Non-creature combo isn’t the most aptly named as a lot of these combos may still involve creatures (think Creativity strategies or Reanimator) so you’ll have to board accordingly. Against these decks, I tend to trim a lot more as your removal still tends to be solid and you may even want more pieces like Bedevil or even Abrade depending on what you’re facing. Duress is generally good against these decks as is all hand disruption so that should functionally always come in. Soul-Guide Lantern is obviously good against decks looking to use the graveyard. Use your best judgement when approaching these decks.
TIPS AND TRICKS
If you want to crack multiple Bomat Courier, make sure you hold priority, activate one, then activate the other with the trigger on the stack. Discarding the hand is a cost so you can keep of all of the cards!
If you want to block or you just played out Dragon's Rage Channeler, sandbagging the card that will enable Delirium can be a great play that can make the opponent’s turn much harder to make. You could also use this as a solid bluff if they’re afraid you can eat their attacker with your 3/3. Be mindful if they play Shock effects though as you don’t want to get cute just to have a creature that could’ve been out of range to a burn spell die.
I tend to pretty aggressively activate Knight of the Ebon Legion even if my other options are decent. I would tend not to do it over developing, disrupting my opponent, or getting Lurrus, but activating it over playing one ok spell is generally pretty good.
Bloodbraid Marauder‘s Cascade ability immediately goes on the stack if you have the right amount of cards in your graveyard so opponents can’t disrupt your yard to fizzle it. However, be careful if you’re bringing this back with Lurrus and you don’t have another creature in your graveyard.
Kolaghan’s Command is at it’s best bringing back a Lurrus and forcing the opponent to discard right before or after they drew a card. Make sure to set that upkeep stop!
Always cast Inquisition of Kozilek before Thoughtseize. In a similar vein, if you’re in the Lurrus mirror, try to sandbag one of these so you can nab a Lurrus when they go to get it. On the flip side, if the opponent has been holding a card in hand for awhile and you haven’t gotten back Lurrus, I tend to start holding lands so they feel pressured to cast it before I get Lurrus back.

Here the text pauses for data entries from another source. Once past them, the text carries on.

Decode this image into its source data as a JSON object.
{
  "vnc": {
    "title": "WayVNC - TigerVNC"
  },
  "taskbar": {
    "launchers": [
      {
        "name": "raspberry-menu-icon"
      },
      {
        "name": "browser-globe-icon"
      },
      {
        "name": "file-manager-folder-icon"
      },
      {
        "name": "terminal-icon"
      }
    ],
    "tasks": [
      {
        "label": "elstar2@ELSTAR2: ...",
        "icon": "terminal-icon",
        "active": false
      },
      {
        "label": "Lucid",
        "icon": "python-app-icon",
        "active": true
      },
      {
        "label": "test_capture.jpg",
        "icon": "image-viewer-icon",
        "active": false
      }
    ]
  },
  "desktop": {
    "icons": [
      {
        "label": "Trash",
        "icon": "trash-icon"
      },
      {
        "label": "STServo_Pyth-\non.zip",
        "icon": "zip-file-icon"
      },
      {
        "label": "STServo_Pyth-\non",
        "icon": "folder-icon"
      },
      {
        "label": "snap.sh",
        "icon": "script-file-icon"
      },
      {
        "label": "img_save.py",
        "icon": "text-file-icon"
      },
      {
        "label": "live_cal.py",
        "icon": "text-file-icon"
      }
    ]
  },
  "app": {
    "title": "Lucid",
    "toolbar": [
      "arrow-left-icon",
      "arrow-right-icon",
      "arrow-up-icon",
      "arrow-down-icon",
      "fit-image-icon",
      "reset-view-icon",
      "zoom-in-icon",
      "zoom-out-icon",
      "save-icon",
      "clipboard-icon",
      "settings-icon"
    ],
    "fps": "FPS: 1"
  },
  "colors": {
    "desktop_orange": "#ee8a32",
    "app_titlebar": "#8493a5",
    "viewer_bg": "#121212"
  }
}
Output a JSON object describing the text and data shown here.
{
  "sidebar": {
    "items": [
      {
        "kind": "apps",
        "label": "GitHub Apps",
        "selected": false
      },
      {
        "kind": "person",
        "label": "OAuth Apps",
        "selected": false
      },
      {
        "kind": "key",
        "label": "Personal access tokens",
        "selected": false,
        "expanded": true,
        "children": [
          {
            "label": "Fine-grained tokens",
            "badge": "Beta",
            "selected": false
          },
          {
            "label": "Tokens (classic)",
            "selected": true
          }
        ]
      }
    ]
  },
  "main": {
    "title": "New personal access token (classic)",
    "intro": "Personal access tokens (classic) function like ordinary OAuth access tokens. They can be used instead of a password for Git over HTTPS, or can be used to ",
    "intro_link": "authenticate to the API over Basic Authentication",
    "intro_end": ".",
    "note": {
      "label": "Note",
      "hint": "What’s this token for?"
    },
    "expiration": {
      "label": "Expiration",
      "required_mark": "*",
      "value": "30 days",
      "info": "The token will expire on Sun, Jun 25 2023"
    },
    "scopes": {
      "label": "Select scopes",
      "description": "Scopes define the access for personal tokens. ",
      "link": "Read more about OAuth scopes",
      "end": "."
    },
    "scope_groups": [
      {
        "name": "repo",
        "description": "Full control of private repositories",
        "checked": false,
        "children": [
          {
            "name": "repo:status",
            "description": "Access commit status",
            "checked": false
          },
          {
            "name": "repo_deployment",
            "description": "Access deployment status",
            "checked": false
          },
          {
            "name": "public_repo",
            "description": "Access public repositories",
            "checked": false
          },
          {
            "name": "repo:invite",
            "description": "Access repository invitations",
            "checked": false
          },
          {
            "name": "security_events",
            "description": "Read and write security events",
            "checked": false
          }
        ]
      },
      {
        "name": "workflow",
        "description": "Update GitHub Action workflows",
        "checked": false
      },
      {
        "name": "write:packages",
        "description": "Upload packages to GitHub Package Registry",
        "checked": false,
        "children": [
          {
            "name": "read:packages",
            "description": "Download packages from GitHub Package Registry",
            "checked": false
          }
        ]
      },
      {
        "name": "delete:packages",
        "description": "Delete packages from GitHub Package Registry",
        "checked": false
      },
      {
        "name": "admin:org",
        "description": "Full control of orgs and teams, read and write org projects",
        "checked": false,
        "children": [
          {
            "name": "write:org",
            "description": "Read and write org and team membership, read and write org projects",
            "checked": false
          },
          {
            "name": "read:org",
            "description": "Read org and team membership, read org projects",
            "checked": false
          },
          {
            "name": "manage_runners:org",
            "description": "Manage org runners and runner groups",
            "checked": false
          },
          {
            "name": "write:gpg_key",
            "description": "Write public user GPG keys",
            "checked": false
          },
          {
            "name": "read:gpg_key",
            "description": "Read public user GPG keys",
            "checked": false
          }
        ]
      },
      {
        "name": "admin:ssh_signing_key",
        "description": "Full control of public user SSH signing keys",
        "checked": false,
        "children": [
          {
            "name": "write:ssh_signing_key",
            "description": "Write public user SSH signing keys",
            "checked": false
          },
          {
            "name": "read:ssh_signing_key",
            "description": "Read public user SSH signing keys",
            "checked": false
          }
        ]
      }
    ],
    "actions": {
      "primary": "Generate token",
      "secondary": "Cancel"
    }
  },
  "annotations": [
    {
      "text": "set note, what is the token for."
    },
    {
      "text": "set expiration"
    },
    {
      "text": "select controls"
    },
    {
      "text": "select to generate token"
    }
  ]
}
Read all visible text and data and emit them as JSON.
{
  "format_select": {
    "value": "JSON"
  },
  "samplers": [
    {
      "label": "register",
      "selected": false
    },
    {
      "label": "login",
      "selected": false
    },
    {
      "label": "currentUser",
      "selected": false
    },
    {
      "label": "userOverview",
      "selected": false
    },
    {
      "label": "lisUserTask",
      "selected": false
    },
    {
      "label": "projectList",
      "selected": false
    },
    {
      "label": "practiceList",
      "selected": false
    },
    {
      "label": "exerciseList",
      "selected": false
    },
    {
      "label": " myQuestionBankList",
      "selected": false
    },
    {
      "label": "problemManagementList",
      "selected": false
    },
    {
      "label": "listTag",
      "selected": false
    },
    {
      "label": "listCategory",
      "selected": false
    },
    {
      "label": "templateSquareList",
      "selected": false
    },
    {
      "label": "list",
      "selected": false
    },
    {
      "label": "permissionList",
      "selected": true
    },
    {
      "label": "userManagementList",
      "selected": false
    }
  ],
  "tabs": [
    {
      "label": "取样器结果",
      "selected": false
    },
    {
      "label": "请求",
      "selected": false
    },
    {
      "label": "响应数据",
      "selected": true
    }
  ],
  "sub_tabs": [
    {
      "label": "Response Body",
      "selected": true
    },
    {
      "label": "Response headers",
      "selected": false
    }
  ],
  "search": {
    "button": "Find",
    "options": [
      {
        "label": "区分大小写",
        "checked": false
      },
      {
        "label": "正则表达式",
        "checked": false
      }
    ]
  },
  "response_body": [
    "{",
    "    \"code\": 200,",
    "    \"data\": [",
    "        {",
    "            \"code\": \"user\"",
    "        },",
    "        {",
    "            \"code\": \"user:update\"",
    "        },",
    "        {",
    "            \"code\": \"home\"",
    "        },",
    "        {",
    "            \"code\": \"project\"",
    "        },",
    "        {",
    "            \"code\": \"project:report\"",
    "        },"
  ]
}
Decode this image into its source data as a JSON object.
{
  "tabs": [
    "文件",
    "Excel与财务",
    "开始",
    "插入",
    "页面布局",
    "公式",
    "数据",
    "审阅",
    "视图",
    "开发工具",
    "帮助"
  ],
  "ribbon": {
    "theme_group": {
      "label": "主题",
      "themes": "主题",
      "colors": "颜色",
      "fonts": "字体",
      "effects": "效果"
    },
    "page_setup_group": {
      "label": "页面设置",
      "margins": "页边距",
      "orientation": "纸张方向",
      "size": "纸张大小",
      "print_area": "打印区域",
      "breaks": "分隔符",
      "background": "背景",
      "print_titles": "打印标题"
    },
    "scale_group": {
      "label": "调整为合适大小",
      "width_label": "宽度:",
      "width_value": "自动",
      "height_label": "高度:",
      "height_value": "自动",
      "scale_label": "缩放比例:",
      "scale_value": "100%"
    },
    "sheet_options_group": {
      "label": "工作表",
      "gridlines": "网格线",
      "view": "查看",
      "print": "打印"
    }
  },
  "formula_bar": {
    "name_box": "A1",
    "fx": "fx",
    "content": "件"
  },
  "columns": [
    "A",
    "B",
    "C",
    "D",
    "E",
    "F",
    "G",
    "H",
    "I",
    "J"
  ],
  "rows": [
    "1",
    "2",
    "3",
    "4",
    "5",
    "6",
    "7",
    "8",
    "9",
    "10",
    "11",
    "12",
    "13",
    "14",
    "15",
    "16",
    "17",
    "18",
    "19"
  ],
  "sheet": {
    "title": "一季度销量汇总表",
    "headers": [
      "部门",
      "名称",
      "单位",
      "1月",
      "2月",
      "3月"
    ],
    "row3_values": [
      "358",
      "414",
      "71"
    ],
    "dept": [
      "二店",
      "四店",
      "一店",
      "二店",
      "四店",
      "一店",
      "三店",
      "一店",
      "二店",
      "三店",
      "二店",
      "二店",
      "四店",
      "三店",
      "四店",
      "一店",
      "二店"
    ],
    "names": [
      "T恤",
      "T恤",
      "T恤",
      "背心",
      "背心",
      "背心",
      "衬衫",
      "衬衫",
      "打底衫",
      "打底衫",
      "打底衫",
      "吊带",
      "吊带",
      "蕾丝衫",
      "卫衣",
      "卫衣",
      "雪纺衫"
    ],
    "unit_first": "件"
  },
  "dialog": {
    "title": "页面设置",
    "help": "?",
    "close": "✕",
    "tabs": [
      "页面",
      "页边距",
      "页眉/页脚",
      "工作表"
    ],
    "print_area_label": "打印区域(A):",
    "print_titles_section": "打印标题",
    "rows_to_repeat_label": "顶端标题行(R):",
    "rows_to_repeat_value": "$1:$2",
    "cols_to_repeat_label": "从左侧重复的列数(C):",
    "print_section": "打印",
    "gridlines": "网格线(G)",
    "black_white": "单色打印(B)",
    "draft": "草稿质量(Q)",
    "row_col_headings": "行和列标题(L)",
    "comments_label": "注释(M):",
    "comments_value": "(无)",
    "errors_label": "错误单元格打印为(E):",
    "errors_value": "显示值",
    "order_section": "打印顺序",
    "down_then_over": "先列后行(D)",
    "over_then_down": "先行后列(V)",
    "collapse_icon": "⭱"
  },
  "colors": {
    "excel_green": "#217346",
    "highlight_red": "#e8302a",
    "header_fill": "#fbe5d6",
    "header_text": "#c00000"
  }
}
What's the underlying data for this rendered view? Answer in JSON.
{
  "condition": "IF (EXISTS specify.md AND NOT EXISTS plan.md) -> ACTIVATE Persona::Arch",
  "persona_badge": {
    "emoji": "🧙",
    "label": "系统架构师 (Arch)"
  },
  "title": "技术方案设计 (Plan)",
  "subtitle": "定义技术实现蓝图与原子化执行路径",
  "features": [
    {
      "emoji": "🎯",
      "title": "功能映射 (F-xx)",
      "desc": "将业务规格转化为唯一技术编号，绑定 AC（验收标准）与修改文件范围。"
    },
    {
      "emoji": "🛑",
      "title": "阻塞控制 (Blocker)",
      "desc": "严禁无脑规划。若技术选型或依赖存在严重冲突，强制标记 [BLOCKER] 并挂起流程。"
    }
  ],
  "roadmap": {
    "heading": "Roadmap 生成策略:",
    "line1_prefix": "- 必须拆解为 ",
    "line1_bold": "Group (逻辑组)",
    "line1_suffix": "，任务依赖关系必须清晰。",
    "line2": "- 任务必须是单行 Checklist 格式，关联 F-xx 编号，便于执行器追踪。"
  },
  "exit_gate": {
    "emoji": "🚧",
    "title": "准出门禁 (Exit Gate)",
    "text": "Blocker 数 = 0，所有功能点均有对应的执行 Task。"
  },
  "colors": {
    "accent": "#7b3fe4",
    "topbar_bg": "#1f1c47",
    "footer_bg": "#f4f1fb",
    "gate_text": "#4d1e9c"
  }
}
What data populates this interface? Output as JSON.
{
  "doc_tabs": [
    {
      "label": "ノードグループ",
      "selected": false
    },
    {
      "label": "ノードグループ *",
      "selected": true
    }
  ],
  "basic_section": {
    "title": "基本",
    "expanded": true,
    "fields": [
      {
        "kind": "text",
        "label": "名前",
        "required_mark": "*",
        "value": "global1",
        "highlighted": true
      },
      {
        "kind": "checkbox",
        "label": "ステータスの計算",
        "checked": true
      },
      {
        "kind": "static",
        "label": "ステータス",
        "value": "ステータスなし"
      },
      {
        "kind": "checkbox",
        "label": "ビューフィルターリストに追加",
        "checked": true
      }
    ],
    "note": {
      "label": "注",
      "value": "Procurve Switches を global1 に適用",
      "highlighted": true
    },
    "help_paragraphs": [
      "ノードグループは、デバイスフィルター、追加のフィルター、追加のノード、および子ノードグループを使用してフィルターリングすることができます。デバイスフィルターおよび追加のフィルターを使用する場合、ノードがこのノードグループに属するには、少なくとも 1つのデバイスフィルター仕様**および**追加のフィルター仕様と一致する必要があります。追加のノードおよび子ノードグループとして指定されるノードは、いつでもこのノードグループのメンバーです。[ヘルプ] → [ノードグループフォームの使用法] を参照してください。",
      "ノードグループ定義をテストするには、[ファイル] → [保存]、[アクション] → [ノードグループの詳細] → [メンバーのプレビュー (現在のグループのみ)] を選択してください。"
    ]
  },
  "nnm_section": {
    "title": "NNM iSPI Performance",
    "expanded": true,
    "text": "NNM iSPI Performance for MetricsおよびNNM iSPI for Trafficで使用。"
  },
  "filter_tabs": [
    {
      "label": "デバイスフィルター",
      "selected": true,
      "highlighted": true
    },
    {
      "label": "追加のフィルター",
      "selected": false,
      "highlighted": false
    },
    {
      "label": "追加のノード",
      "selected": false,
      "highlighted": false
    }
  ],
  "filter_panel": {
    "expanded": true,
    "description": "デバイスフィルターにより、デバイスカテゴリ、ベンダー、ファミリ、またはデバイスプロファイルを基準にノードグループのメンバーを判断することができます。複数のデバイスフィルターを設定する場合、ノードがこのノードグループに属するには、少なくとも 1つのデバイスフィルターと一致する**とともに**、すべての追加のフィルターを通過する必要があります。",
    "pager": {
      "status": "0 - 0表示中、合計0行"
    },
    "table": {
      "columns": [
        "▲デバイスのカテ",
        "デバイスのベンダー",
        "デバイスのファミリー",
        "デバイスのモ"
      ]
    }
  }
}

Sequencing is everything in this deck. Make sure you always consider what lands you’ll need when to dictate your plays.
Thank you for reading!